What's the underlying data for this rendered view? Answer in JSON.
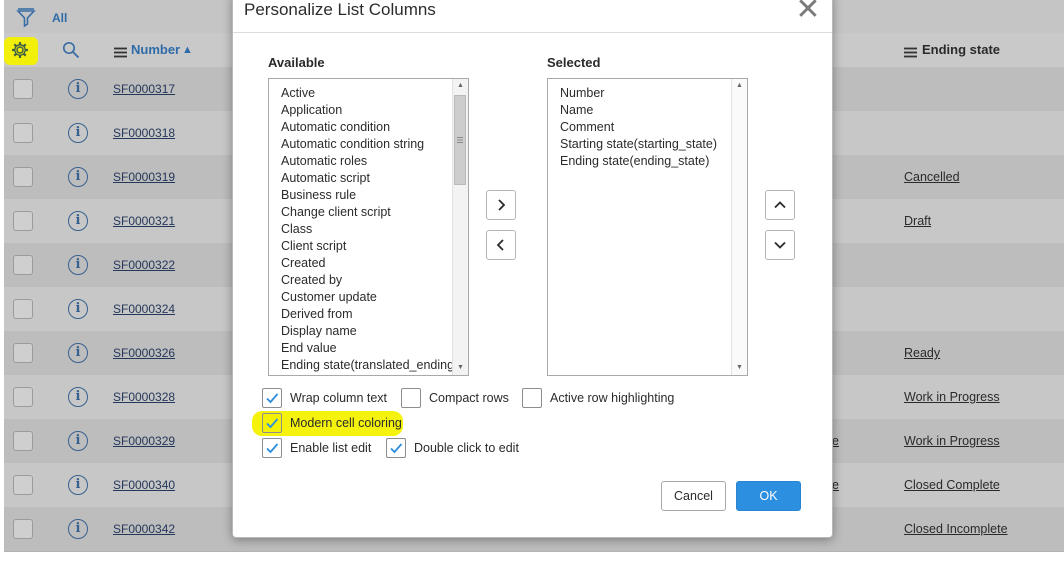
{
  "list": {
    "filter_label": "All",
    "header": {
      "number_label": "Number",
      "number_sort": "▲",
      "ending_state_label": "Ending state"
    },
    "rows": [
      {
        "number": "SF0000317",
        "ending_state": "",
        "mid": ""
      },
      {
        "number": "SF0000318",
        "ending_state": "",
        "mid": ""
      },
      {
        "number": "SF0000319",
        "ending_state": "Cancelled",
        "mid": ""
      },
      {
        "number": "SF0000321",
        "ending_state": "Draft",
        "mid": ""
      },
      {
        "number": "SF0000322",
        "ending_state": "",
        "mid": ""
      },
      {
        "number": "SF0000324",
        "ending_state": "",
        "mid": ""
      },
      {
        "number": "SF0000326",
        "ending_state": "Ready",
        "mid": ""
      },
      {
        "number": "SF0000328",
        "ending_state": "Work in Progress",
        "mid": ""
      },
      {
        "number": "SF0000329",
        "ending_state": "Work in Progress",
        "mid": "e"
      },
      {
        "number": "SF0000340",
        "ending_state": "Closed Complete",
        "mid": "e"
      },
      {
        "number": "SF0000342",
        "ending_state": "Closed Incomplete",
        "mid": ""
      }
    ],
    "info_glyph": "i",
    "highlight_color": "#f4f200"
  },
  "modal": {
    "title": "Personalize List Columns",
    "close_glyph": "✕",
    "available_label": "Available",
    "selected_label": "Selected",
    "available_items": [
      "Active",
      "Application",
      "Automatic condition",
      "Automatic condition string",
      "Automatic roles",
      "Automatic script",
      "Business rule",
      "Change client script",
      "Class",
      "Client script",
      "Created",
      "Created by",
      "Customer update",
      "Derived from",
      "Display name",
      "End value",
      "Ending state(translated_ending"
    ],
    "selected_items": [
      "Number",
      "Name",
      "Comment",
      "Starting state(starting_state)",
      "Ending state(ending_state)"
    ],
    "options": {
      "wrap_column_text": {
        "label": "Wrap column text",
        "checked": true
      },
      "compact_rows": {
        "label": "Compact rows",
        "checked": false
      },
      "active_row_highlighting": {
        "label": "Active row highlighting",
        "checked": false
      },
      "modern_cell_coloring": {
        "label": "Modern cell coloring",
        "checked": true
      },
      "enable_list_edit": {
        "label": "Enable list edit",
        "checked": true
      },
      "double_click_to_edit": {
        "label": "Double click to edit",
        "checked": true
      }
    },
    "cancel_label": "Cancel",
    "ok_label": "OK",
    "accent_color": "#2d8fe0"
  }
}
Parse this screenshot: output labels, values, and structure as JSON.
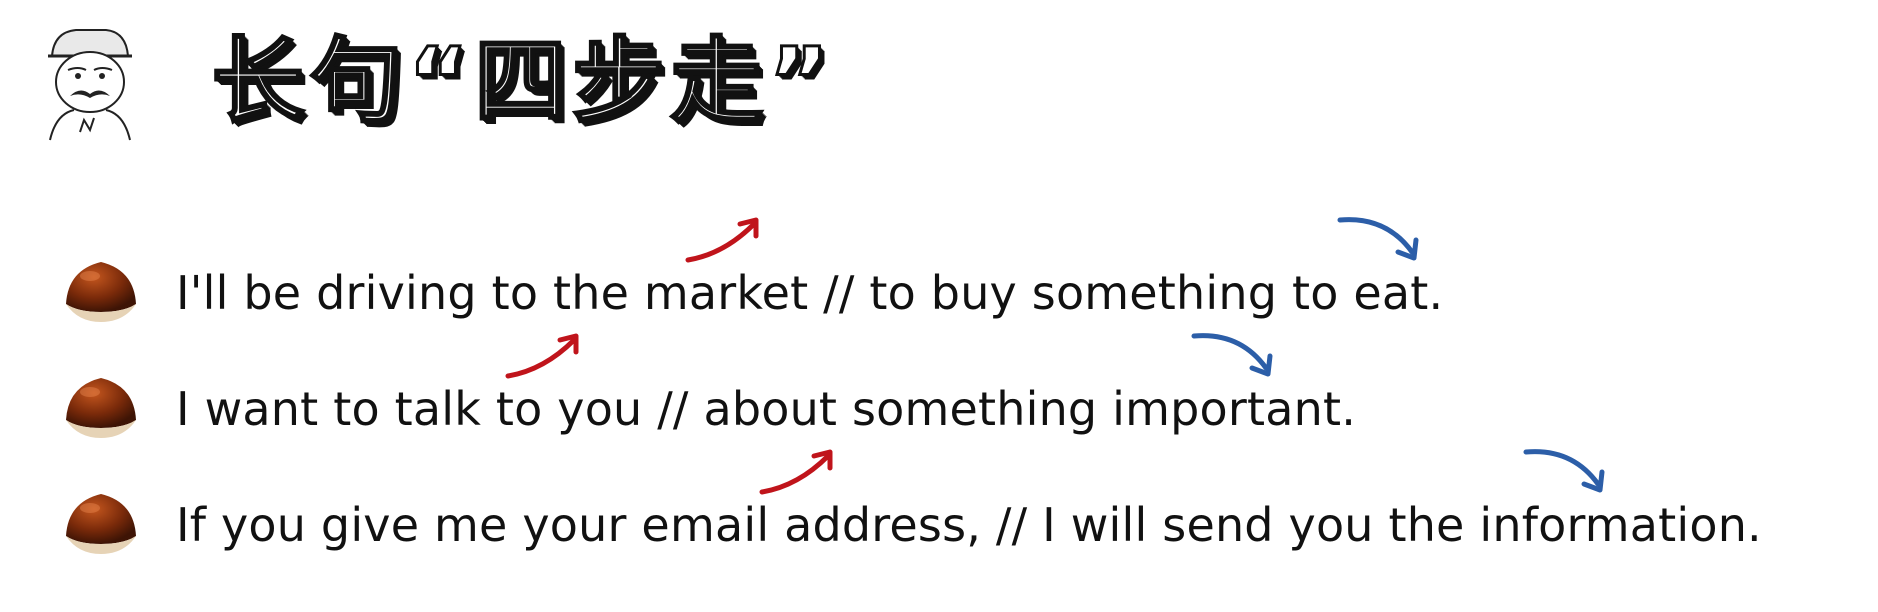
{
  "title": "长句“四步走”",
  "mascot_icon": "mustached-man-with-hat-icon",
  "bullet_icon": "chestnut-icon",
  "sentences": [
    "I'll be driving to the market // to buy something to eat.",
    "I want to talk to you // about something important.",
    "If you give me your email address, // I will send you the information."
  ],
  "colors": {
    "rising_arrow": "#C0141B",
    "falling_arrow": "#2C5EA8",
    "text": "#111111"
  }
}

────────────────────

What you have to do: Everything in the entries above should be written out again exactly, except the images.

Worked solution:
What's the underlying data for this rendered view? Answer in JSON.
{
  "list": {
    "filter_label": "All",
    "header": {
      "number_label": "Number",
      "number_sort": "▲",
      "ending_state_label": "Ending state"
    },
    "rows": [
      {
        "number": "SF0000317",
        "ending_state": "",
        "mid": ""
      },
      {
        "number": "SF0000318",
        "ending_state": "",
        "mid": ""
      },
      {
        "number": "SF0000319",
        "ending_state": "Cancelled",
        "mid": ""
      },
      {
        "number": "SF0000321",
        "ending_state": "Draft",
        "mid": ""
      },
      {
        "number": "SF0000322",
        "ending_state": "",
        "mid": ""
      },
      {
        "number": "SF0000324",
        "ending_state": "",
        "mid": ""
      },
      {
        "number": "SF0000326",
        "ending_state": "Ready",
        "mid": ""
      },
      {
        "number": "SF0000328",
        "ending_state": "Work in Progress",
        "mid": ""
      },
      {
        "number": "SF0000329",
        "ending_state": "Work in Progress",
        "mid": "e"
      },
      {
        "number": "SF0000340",
        "ending_state": "Closed Complete",
        "mid": "e"
      },
      {
        "number": "SF0000342",
        "ending_state": "Closed Incomplete",
        "mid": ""
      }
    ],
    "info_glyph": "i",
    "highlight_color": "#f4f200"
  },
  "modal": {
    "title": "Personalize List Columns",
    "close_glyph": "✕",
    "available_label": "Available",
    "selected_label": "Selected",
    "available_items": [
      "Active",
      "Application",
      "Automatic condition",
      "Automatic condition string",
      "Automatic roles",
      "Automatic script",
      "Business rule",
      "Change client script",
      "Class",
      "Client script",
      "Created",
      "Created by",
      "Customer update",
      "Derived from",
      "Display name",
      "End value",
      "Ending state(translated_ending"
    ],
    "selected_items": [
      "Number",
      "Name",
      "Comment",
      "Starting state(starting_state)",
      "Ending state(ending_state)"
    ],
    "options": {
      "wrap_column_text": {
        "label": "Wrap column text",
        "checked": true
      },
      "compact_rows": {
        "label": "Compact rows",
        "checked": false
      },
      "active_row_highlighting": {
        "label": "Active row highlighting",
        "checked": false
      },
      "modern_cell_coloring": {
        "label": "Modern cell coloring",
        "checked": true
      },
      "enable_list_edit": {
        "label": "Enable list edit",
        "checked": true
      },
      "double_click_to_edit": {
        "label": "Double click to edit",
        "checked": true
      }
    },
    "cancel_label": "Cancel",
    "ok_label": "OK",
    "accent_color": "#2d8fe0"
  }
}
Parse this screenshot: output labels, values, and structure as JSON.
{
  "title": "长句“四步走”",
  "mascot_icon": "mustached-man-with-hat-icon",
  "bullet_icon": "chestnut-icon",
  "sentences": [
    "I'll be driving to the market // to buy something to eat.",
    "I want to talk to you // about something important.",
    "If you give me your email address, // I will send you the information."
  ],
  "colors": {
    "rising_arrow": "#C0141B",
    "falling_arrow": "#2C5EA8",
    "text": "#111111"
  }
}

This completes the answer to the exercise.